Problem description.
When a line of the records below contains the string "FourthNote", copy that whole line.

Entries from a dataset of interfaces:

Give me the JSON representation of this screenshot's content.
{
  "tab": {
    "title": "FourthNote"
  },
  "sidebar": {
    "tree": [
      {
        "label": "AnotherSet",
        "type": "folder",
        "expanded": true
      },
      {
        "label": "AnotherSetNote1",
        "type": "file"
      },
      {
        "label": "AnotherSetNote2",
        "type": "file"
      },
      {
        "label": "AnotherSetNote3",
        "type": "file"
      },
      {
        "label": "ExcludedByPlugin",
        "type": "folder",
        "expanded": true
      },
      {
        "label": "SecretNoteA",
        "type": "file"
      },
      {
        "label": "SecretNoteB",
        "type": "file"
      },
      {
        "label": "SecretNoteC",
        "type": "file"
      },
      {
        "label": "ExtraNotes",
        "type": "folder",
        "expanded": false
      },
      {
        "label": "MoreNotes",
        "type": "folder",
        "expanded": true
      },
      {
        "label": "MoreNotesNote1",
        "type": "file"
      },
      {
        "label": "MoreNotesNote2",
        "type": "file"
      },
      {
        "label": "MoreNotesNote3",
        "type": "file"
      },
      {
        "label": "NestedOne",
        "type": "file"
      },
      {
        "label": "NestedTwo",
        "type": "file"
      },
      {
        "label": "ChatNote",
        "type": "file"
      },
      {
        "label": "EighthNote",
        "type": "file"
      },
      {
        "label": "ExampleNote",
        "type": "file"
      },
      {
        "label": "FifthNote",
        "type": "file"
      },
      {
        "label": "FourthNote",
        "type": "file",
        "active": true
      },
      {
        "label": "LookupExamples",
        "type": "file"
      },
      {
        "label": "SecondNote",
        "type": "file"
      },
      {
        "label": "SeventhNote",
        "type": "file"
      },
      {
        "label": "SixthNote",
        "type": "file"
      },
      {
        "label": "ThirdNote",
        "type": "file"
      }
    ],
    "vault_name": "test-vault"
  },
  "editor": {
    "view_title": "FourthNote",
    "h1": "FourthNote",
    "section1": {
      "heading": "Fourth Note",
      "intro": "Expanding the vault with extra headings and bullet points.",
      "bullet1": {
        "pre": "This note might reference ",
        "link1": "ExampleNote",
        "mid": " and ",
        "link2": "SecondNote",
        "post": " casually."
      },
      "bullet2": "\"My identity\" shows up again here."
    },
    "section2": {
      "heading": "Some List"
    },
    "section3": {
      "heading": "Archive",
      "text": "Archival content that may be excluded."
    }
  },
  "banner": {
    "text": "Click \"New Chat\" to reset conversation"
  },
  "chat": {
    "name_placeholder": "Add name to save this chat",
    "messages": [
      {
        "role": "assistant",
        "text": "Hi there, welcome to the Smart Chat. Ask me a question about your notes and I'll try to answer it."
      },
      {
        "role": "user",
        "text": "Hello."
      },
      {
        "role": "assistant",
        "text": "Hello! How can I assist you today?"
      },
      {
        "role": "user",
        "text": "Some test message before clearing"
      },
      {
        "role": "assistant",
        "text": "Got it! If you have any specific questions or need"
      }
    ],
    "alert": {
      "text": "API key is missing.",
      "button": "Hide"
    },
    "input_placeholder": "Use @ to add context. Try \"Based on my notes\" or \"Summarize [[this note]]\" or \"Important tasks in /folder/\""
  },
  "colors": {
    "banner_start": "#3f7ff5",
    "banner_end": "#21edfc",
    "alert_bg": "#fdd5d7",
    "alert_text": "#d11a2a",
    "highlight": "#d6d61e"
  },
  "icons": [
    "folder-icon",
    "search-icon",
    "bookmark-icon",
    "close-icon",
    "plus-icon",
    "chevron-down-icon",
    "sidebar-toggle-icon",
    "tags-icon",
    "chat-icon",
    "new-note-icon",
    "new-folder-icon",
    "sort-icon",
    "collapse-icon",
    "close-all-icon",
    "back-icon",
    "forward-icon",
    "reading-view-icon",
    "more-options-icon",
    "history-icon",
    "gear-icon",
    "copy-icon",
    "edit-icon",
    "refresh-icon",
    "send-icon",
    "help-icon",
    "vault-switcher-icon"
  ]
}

Answer space.
    "title": "FourthNote"
        "label": "FourthNote",
    "view_title": "FourthNote",
    "h1": "FourthNote",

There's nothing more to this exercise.